September 11 terrorist attacks led to a rise in Islamophobia but an individual tragedy saw me become a 'brother' to a group of Muslims – Professor Joe Goldblatt
A few minutes later he returned and said: “An airplane just crashed into the World Trade Tower in New York.”
My dental chair was nearly 200 miles away from New York city. However, perhaps due to the population density of the north-eastern United States, both the dentist and myself felt as though we were also under attack. I quickly removed my dental bib and told the dentist that I needed to return to my university where I had recently been appointed Dean of a large business school.
During the short journey, I rang the president of the university and asked what I should do upon my arrival at my office. His secretary responded that they too had just received the news and at this time there were no immediate plans.
I then telephoned my wife who was working at a local library and my sons, who lived in New York city and Washington, DC, to confirm that they were safe. My son in Washington was studying at a university that was less than five miles from where the third airplane had struck the US Pentagon.
When I walked into the university building, I saw my students rushing for the exits, some of whom were convulsed in tears. I quickly made the rounds of the classrooms and noticed that the lectures had been suspended and all students and staff were now staring in disbelief at televisions as they viewed in horror the second airplane striking Tower 2.
This week I viewed the excellent BBC documentary entitled 9/11: Inside the President’s War Room and, to my surprise, although it has been two decades since this nightmare became a reality, my stomach rapidly became nauseous as I along with many other viewers remembered exactly where we were and what we were doing on that fateful day.
This was the first time in the history of the United States that foreign terrorists had attacked American citizens inside our country. As President Bush later announced: “It was an act of war.” Indeed we all felt as though we were under attack.
In my case, I was responsible for the education and welfare of 1,000 post-graduate business students, including many from countries such as Korea, Iraq, Iran and Morocco.
I had previously arranged a welcome event for the students to bring them all together in the university gymnasium for entertainment and socialisation and this event was promptly cancelled.
However, a few weeks later I decided it should proceed as it would bring the students back together and allow me to reassure them that they were all most welcome in our university.
Shortly after the successful welcome event was conducted, one of my students became critically ill. He was from Morocco and had no local family so I visited his bedside on multiple occasions while he was in the intensive care unit and then regularly communicated his condition back to his parents.
One day his doctor rang my office to sadly announce that this student had suddenly died. I immediately returned to the hospital and stood by his bedside while silently reciting the Jewish prayer for mourners.
A few weeks later, a group of Muslim students asked to meet with me. I learned very soon after becoming a Dean that when one student requested a meeting it might be a minor problem, however, when a group of students wanted to see you it could spell big trouble.

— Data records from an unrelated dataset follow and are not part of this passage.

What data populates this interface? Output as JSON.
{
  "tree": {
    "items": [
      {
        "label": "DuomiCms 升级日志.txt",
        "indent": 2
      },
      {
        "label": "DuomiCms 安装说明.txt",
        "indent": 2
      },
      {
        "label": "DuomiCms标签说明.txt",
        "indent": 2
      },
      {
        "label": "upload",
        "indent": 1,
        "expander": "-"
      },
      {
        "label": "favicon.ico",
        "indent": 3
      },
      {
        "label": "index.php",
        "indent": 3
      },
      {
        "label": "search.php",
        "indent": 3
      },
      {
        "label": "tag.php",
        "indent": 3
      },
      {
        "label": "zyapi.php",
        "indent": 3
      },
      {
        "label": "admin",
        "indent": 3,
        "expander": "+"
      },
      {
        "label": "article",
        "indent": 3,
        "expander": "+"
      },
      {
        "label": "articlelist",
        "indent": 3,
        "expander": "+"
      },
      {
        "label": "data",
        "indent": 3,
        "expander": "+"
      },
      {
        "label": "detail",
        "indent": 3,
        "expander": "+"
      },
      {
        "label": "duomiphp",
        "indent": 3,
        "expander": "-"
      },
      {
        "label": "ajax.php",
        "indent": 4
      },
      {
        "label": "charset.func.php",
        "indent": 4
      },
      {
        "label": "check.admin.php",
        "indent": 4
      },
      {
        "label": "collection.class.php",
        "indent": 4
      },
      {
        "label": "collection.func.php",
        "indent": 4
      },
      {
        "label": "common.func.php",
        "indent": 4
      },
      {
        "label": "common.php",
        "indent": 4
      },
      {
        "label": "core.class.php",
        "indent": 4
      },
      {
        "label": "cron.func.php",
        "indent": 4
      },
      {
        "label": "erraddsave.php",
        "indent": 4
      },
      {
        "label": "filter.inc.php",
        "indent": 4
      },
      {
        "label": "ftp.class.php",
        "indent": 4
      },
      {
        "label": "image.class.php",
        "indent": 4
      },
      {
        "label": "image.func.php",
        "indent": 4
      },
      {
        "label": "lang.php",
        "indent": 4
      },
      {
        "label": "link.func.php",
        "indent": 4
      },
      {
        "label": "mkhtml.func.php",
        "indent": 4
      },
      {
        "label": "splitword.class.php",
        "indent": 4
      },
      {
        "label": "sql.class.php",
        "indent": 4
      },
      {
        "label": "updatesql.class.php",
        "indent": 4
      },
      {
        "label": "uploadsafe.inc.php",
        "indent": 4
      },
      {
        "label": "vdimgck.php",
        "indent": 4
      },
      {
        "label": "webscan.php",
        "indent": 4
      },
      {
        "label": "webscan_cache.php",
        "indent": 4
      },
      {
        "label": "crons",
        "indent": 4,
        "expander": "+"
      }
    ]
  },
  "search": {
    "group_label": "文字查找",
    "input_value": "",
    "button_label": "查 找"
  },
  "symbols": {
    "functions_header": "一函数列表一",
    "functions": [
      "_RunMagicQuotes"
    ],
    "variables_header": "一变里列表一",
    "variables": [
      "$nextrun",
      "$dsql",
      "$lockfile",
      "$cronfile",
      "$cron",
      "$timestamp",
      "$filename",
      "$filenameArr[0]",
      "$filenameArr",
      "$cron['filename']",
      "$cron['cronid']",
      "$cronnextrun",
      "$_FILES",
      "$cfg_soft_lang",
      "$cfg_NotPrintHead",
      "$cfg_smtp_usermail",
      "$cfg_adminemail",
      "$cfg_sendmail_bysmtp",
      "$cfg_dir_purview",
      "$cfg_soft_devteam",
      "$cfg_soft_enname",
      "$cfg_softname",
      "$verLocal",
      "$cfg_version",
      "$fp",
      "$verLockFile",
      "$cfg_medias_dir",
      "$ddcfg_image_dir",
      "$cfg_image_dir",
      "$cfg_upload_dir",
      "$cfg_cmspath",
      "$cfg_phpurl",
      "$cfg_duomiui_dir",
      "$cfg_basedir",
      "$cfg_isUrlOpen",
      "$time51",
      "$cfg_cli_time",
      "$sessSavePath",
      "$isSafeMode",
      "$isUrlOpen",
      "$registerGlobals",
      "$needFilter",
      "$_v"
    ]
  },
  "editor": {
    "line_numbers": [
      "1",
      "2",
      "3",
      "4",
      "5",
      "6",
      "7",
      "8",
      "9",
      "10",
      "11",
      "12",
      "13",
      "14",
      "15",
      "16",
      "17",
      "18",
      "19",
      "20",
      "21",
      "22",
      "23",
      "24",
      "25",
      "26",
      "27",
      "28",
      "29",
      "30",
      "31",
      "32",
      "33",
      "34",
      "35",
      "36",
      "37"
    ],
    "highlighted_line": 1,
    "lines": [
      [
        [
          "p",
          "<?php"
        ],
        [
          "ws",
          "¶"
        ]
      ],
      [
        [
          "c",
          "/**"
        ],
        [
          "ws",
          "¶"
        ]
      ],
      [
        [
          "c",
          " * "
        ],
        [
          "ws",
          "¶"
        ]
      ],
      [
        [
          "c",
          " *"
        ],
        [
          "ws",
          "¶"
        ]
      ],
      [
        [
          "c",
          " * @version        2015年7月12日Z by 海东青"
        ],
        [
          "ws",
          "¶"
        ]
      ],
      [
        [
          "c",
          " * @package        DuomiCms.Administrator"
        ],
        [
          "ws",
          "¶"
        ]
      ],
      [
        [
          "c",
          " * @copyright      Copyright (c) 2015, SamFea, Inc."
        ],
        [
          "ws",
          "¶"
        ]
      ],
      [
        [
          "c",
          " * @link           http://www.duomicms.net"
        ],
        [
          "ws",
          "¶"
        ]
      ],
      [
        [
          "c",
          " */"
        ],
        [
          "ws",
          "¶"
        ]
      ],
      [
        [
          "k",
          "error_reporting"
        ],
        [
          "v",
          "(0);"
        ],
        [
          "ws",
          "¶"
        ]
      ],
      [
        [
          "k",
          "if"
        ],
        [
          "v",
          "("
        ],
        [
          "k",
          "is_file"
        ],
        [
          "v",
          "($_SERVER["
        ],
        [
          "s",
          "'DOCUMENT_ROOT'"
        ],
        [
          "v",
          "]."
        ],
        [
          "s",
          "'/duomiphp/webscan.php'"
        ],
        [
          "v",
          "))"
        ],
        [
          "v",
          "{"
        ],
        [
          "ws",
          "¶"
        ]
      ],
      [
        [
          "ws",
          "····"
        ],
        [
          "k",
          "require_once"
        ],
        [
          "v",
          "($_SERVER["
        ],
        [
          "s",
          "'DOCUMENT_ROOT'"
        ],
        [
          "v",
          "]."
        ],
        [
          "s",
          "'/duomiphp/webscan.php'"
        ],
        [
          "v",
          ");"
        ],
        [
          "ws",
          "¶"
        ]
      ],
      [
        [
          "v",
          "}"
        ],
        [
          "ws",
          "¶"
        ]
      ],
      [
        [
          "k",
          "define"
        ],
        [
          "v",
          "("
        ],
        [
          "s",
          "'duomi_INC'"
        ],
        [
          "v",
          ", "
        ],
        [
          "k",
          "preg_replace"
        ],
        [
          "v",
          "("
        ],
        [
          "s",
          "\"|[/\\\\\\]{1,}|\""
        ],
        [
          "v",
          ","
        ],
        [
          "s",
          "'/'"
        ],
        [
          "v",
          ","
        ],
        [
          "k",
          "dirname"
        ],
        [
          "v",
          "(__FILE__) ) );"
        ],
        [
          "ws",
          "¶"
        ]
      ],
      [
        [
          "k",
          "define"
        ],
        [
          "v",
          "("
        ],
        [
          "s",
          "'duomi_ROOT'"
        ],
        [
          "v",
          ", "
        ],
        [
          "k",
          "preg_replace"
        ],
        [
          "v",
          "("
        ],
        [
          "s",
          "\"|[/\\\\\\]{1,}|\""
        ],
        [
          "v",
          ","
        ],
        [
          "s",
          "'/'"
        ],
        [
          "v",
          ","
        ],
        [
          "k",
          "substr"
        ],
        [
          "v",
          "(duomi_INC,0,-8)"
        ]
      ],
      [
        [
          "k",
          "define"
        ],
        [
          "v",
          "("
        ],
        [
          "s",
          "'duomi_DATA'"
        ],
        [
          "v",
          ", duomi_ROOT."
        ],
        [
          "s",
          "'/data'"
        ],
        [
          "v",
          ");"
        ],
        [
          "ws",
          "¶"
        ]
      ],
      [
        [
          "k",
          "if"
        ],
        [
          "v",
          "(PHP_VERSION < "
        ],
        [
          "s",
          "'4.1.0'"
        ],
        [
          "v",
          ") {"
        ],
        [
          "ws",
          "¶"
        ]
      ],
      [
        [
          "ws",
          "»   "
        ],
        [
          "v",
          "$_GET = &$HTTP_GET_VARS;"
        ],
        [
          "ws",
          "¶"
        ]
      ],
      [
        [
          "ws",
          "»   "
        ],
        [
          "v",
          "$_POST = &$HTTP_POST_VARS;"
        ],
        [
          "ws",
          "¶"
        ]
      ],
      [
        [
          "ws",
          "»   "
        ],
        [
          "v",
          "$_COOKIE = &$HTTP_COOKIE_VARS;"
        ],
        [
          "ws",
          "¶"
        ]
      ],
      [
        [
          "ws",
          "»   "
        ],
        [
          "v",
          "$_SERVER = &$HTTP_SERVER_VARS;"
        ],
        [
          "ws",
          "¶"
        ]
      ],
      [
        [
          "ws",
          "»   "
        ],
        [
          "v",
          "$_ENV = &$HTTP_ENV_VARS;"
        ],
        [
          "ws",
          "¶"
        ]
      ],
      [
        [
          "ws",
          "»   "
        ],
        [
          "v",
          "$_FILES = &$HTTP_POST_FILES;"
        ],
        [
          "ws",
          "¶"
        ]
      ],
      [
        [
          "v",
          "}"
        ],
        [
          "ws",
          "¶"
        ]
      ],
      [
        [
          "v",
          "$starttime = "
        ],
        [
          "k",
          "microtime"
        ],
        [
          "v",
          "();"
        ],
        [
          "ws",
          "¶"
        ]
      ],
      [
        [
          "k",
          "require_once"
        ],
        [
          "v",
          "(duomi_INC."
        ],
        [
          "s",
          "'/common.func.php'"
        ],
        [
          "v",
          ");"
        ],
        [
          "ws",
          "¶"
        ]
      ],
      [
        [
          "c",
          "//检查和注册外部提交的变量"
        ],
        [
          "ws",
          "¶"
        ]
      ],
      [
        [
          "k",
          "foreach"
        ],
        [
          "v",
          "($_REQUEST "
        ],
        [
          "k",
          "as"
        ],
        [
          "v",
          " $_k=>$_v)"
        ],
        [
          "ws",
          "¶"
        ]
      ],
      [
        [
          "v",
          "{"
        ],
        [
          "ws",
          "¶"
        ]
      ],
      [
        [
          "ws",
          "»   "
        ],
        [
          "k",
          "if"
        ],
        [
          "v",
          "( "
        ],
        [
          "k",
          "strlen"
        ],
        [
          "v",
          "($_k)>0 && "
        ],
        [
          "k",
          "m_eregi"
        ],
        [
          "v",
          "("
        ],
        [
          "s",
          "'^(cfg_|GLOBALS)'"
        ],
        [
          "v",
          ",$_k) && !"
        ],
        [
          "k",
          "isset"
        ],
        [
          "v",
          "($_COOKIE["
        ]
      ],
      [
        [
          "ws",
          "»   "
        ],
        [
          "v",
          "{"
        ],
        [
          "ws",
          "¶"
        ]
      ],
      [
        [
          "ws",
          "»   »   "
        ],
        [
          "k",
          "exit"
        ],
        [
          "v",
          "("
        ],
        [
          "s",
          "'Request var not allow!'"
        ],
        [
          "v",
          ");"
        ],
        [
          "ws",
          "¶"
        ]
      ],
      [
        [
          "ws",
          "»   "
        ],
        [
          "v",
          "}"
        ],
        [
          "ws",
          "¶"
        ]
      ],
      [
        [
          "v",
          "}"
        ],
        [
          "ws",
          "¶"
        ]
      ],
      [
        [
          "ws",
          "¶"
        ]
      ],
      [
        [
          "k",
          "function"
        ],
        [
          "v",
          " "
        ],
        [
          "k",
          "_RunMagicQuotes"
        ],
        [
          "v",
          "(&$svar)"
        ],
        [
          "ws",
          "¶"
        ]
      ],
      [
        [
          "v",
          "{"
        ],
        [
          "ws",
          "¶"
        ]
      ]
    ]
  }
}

Four male international students from Morocco entered my office and I noticed they were carrying a wrapped gift. I told them that I had been concerned for their welfare due to the xenophobia being experienced in the United States and that I would not tolerate any discrimination or Islamophobia in my university.
The spokesman for the group said: “We appreciate that Dean. In fact, we have come today to tell you that because of what you and Mrs Goldblatt did for our brother Mohammad, you are much more than our Dean. You are now our brother.”
Then they presented me with their gift. As I opened it, they explained that it represented a Moroccan tradition of remembering the dead by affixing their photo to a mirror so that when an individual looks into the mirror they see both their face and the face of their loved one, forever.
These students also had a small request. They wanted to know if I could find a place for them to pray each day and I was happy to designate a room for this purpose. Our handshakes then quickly turned into warm embraces.
As I remember this week the unforgettable events of 11 September 2001 and tell this story to the current generation, I wonder how we may remember the Covid-19 pandemic and how we shall tell this story, now and in the future, in order to help others.
I strongly believe that in the case of 11 September, as admitted by President Bush, there was no indication of an imminent terrorism attack and therefore the US government was not prepared. Similarly, this is one of the grave lessons we have learned from Covid-19. Our lack of preparation has caused much chaos, confusion, illness and death.
Therefore, when the next catastrophe suddenly and forcefully disrupts our lives, we should remember that we too may soon be right back to where we started unless we learn from the past and use this certain knowledge to better prepare for an always uncertain future.
A message from the Editor:
Thank you for reading this article. We're more reliant on your support than ever as the shift in consumer habits brought about by coronavirus impacts our advertisers.
If you haven't already, please consider supporting our trusted, fact-checked journalism by taking out a digital subscription.
Want to join the conversation? Please or to comment on this article.